Addressing sexual violence
Sexual violence is prevalent in many modern conflicts. The ICRC is stepping up its efforts to prevent this crime and help the victims.
Sexual violence remains widespread and prevalent during armed conflicts and other situations of violence, as well as in detention despite being prohibited by international and national laws. It occurs in various contexts and has grave humanitarian consequences. Sexual violence is often utilised as a tactical or strategic means of overwhelming and weakening the adversary, whether directly or indirectly, by targeting the civilian population.
It doesn’t matter what you’re wearing.— ICRC (@ICRC) June 19, 2022
It doesn’t matter what your gender is.
It doesn’t matter what side of the conflict you’re on.
It doesn’t matter who your family are.
It doesn’t matter if you’re a soldier or a civilian.
Sexual violence is never the survivor's fault.
Sexual violence is rarely an isolated issue. It is usually part of a pattern of violence linked to other violations of international humanitarian law, such as torture, killings, looting, child recruitment or destruction of property. When linked to situations of conflict, it can exacerbate existing sexual and gender-based violence – such as marital rape and child marriage – among civilians.
Not inevitable.— ICRC (@ICRC) October 27, 2022
Not an accident.
No one should be subjected to any form of sexual violence. pic.twitter.com/oBfCGRYDl6
These factors may also lead to the emergence of new trends or patterns, such as transactional or survival sex and trafficking for the purposes of sexual exploitation or abuse.

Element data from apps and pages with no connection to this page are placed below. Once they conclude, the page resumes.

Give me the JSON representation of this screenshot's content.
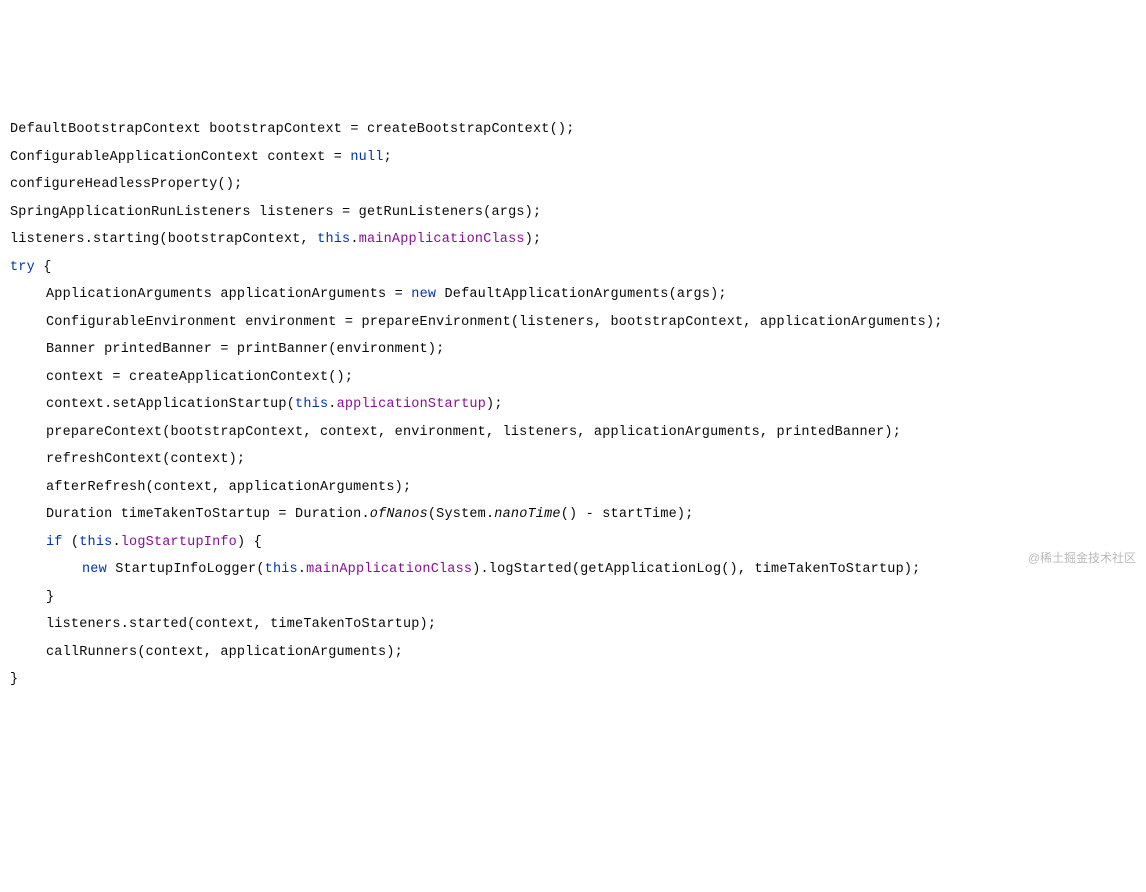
{
  "code": {
    "lines": [
      {
        "indent": 0,
        "tokens": [
          {
            "t": "DefaultBootstrapContext bootstrapContext = createBootstrapContext();",
            "c": null
          }
        ]
      },
      {
        "indent": 0,
        "tokens": [
          {
            "t": "ConfigurableApplicationContext context = ",
            "c": null
          },
          {
            "t": "null",
            "c": "keyword"
          },
          {
            "t": ";",
            "c": null
          }
        ]
      },
      {
        "indent": 0,
        "tokens": [
          {
            "t": "configureHeadlessProperty();",
            "c": null
          }
        ]
      },
      {
        "indent": 0,
        "tokens": [
          {
            "t": "SpringApplicationRunListeners listeners = getRunListeners(args);",
            "c": null
          }
        ]
      },
      {
        "indent": 0,
        "tokens": [
          {
            "t": "listeners.starting(bootstrapContext, ",
            "c": null
          },
          {
            "t": "this",
            "c": "keyword"
          },
          {
            "t": ".",
            "c": null
          },
          {
            "t": "mainApplicationClass",
            "c": "field"
          },
          {
            "t": ");",
            "c": null
          }
        ]
      },
      {
        "indent": 0,
        "tokens": [
          {
            "t": "try",
            "c": "keyword"
          },
          {
            "t": " {",
            "c": null
          }
        ]
      },
      {
        "indent": 1,
        "tokens": [
          {
            "t": "ApplicationArguments applicationArguments = ",
            "c": null
          },
          {
            "t": "new",
            "c": "keyword"
          },
          {
            "t": " DefaultApplicationArguments(args);",
            "c": null
          }
        ]
      },
      {
        "indent": 1,
        "tokens": [
          {
            "t": "ConfigurableEnvironment environment = prepareEnvironment(listeners, bootstrapContext, applicationArguments);",
            "c": null
          }
        ]
      },
      {
        "indent": 1,
        "tokens": [
          {
            "t": "Banner printedBanner = printBanner(environment);",
            "c": null
          }
        ]
      },
      {
        "indent": 1,
        "tokens": [
          {
            "t": "context = createApplicationContext();",
            "c": null
          }
        ]
      },
      {
        "indent": 1,
        "tokens": [
          {
            "t": "context.setApplicationStartup(",
            "c": null
          },
          {
            "t": "this",
            "c": "keyword"
          },
          {
            "t": ".",
            "c": null
          },
          {
            "t": "applicationStartup",
            "c": "field"
          },
          {
            "t": ");",
            "c": null
          }
        ]
      },
      {
        "indent": 1,
        "tokens": [
          {
            "t": "prepareContext(bootstrapContext, context, environment, listeners, applicationArguments, printedBanner);",
            "c": null
          }
        ]
      },
      {
        "indent": 1,
        "tokens": [
          {
            "t": "refreshContext(context);",
            "c": null
          }
        ]
      },
      {
        "indent": 1,
        "tokens": [
          {
            "t": "afterRefresh(context, applicationArguments);",
            "c": null
          }
        ]
      },
      {
        "indent": 1,
        "tokens": [
          {
            "t": "Duration timeTakenToStartup = Duration.",
            "c": null
          },
          {
            "t": "ofNanos",
            "c": "static-method"
          },
          {
            "t": "(System.",
            "c": null
          },
          {
            "t": "nanoTime",
            "c": "static-method"
          },
          {
            "t": "() - startTime);",
            "c": null
          }
        ]
      },
      {
        "indent": 1,
        "tokens": [
          {
            "t": "if",
            "c": "keyword"
          },
          {
            "t": " (",
            "c": null
          },
          {
            "t": "this",
            "c": "keyword"
          },
          {
            "t": ".",
            "c": null
          },
          {
            "t": "logStartupInfo",
            "c": "field"
          },
          {
            "t": ") {",
            "c": null
          }
        ]
      },
      {
        "indent": 2,
        "tokens": [
          {
            "t": "new",
            "c": "keyword"
          },
          {
            "t": " StartupInfoLogger(",
            "c": null
          },
          {
            "t": "this",
            "c": "keyword"
          },
          {
            "t": ".",
            "c": null
          },
          {
            "t": "mainApplicationClass",
            "c": "field"
          },
          {
            "t": ").logStarted(getApplicationLog(), timeTakenToStartup);",
            "c": null
          }
        ]
      },
      {
        "indent": 1,
        "tokens": [
          {
            "t": "}",
            "c": null
          }
        ]
      },
      {
        "indent": 1,
        "tokens": [
          {
            "t": "listeners.started(context, timeTakenToStartup);",
            "c": null
          }
        ]
      },
      {
        "indent": 1,
        "tokens": [
          {
            "t": "callRunners(context, applicationArguments);",
            "c": null
          }
        ]
      },
      {
        "indent": 0,
        "tokens": [
          {
            "t": "}",
            "c": null
          }
        ]
      }
    ]
  },
  "watermark": "@稀土掘金技术社区"
}
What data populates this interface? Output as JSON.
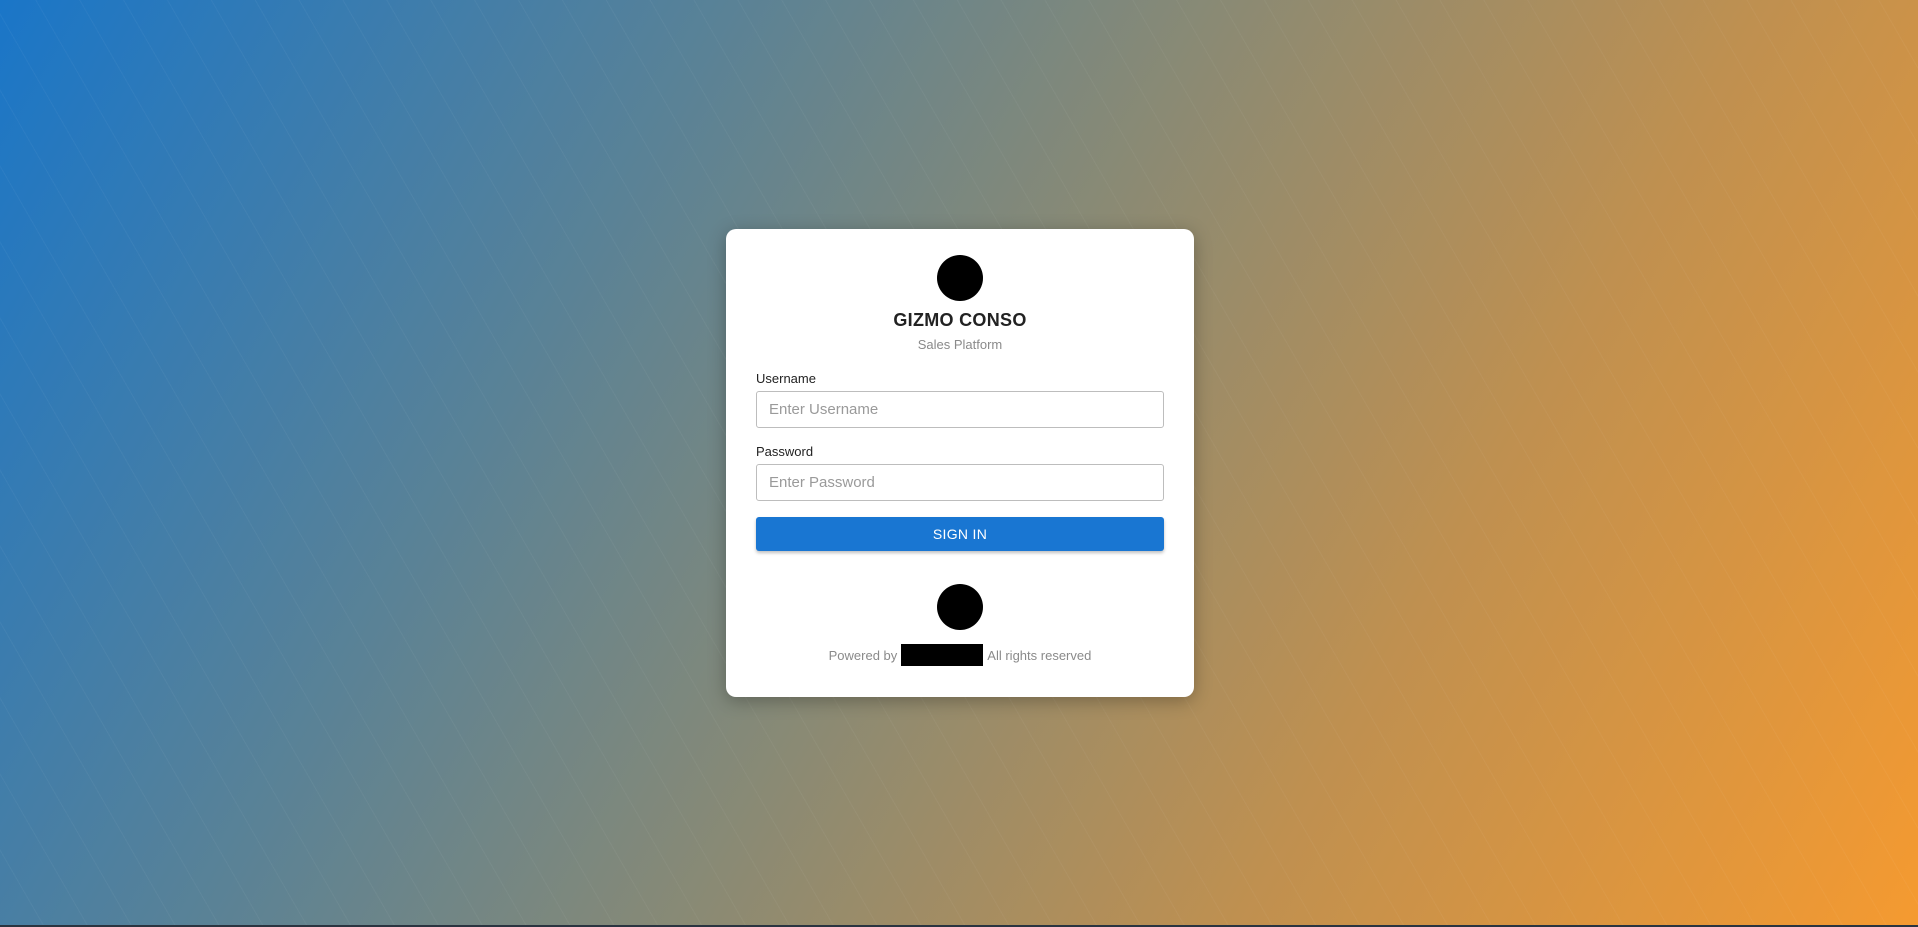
{
  "brand": {
    "title": "GIZMO CONSO",
    "subtitle": "Sales Platform"
  },
  "form": {
    "username_label": "Username",
    "username_placeholder": "Enter Username",
    "password_label": "Password",
    "password_placeholder": "Enter Password",
    "submit_label": "SIGN IN"
  },
  "footer": {
    "powered_by": "Powered by",
    "rights": "All rights reserved"
  },
  "colors": {
    "primary": "#1976d2",
    "gradient_start": "#1a76c8",
    "gradient_end": "#f59a30"
  },
  "icons": {
    "top_logo": "company-logo-icon",
    "bottom_logo": "vendor-logo-icon"
  }
}
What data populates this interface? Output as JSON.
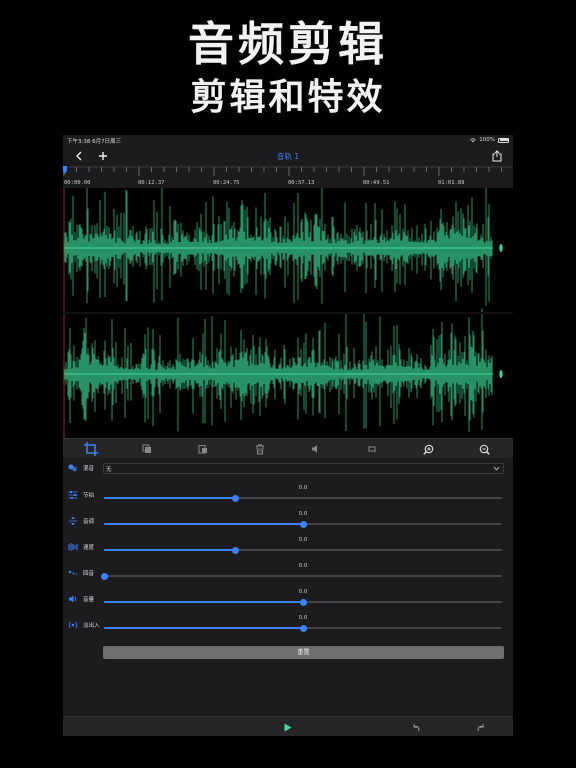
{
  "hero": {
    "title": "音频剪辑",
    "subtitle": "剪辑和特效"
  },
  "status": {
    "time": "下午3:38  6月7日周三",
    "battery": "100%"
  },
  "nav": {
    "title": "音轨 1"
  },
  "ruler": {
    "labels": [
      "00:00.00",
      "00:12.37",
      "00:24.75",
      "00:37.13",
      "00:49.51",
      "01:01.89"
    ]
  },
  "effects": {
    "reverb": {
      "label": "混音",
      "value": "无"
    },
    "rows": [
      {
        "label": "节拍",
        "value_text": "0.0",
        "value": 0.33
      },
      {
        "label": "音调",
        "value_text": "0.0",
        "value": 0.5
      },
      {
        "label": "速度",
        "value_text": "0.0",
        "value": 0.33
      },
      {
        "label": "回音",
        "value_text": "0.0",
        "value": 0.0
      },
      {
        "label": "音量",
        "value_text": "0.0",
        "value": 0.5
      },
      {
        "label": "淡出入",
        "value_text": "0.0",
        "value": 0.5
      }
    ],
    "reset_label": "重置"
  },
  "colors": {
    "accent": "#3b82f6",
    "wave": "#3ddc97",
    "background": "#000000",
    "panel": "#1c1c1e"
  },
  "icons": {
    "toolbar": [
      "crop-icon",
      "copy-icon",
      "paste-icon",
      "trash-icon",
      "mute-icon",
      "loop-icon",
      "zoom-in-icon",
      "zoom-out-icon"
    ],
    "bottom": [
      "play-icon",
      "undo-icon",
      "redo-icon"
    ]
  }
}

Disproportionately, survivors of sexual violence are often women, girls and sexual and gender minorities, but it can affect anyone. Given the destructive and wide-ranging consequences that sexual and gender-based violence has on individuals, a survivor-centred response (encompassing comprehensive health, mental health and psycho-social care, legal aid, and protection services) and holistic support for those affected, is essential.
The ICRC offers services and referrals to coordinated networks of specialists to implement this response. Furthermore, the ICRC ensures that the risks of sexual and gender-based violence are mitigated in its programming, and aids survivors such as through community-based livelihood programming — including a discussion with ICRC mental and psychosocial health delegate to address the prevention of sexual violence.
Sexual violence tends to be a sensitive issue, and despite clear legal and humanitarian imperatives to respond to it, it is often characterised as too 'taboo' to deal with.
The ICRC launched its annual Special Appeal on Sexual Violence in 2013 to break taboos, to support authorities in tackling the issue, and ensure the provision of care to victims and survivors of sexual violence. This appeal has been released each year since then.
The Appeal demonstrates that:
- Sexual violence is a gendered phenomenon and has as its root causes gender and social inequalities as well as differentiated impacts on different people owing to gender norms and discrimination (including high barriers to access to services for some). Diversity factors such as sexual orientation, gender identity, race, ethnicity and expression may influence to what extent a person is at risk.
- That we believe that earmarked and thematic funding brings attention to this overwise largely invisible issue in humanitarian action and helps humanitarian responses to build programmatic outcome, reach more people, provider longer term safety, and build technical and leadership and cultural capacities.
The ICRC has launched the Prevention of Sexual Violence Programme (PSVP) aimed at enhancing our different workstreams on the prevention of sexual violence. The five-year programme will expand our capacity of alleviating human suffering. It brings additional support to the ICRC frontline prevention efforts to reduce the risk of perpetration of sexual violence by weapon bearers while bolstering resilience among conflict-affected communities. A strong monitoring and evaluation component will help the ICRC and other humanitarian actors to gain a deeper understanding of how we can prevent sexual violence effectively.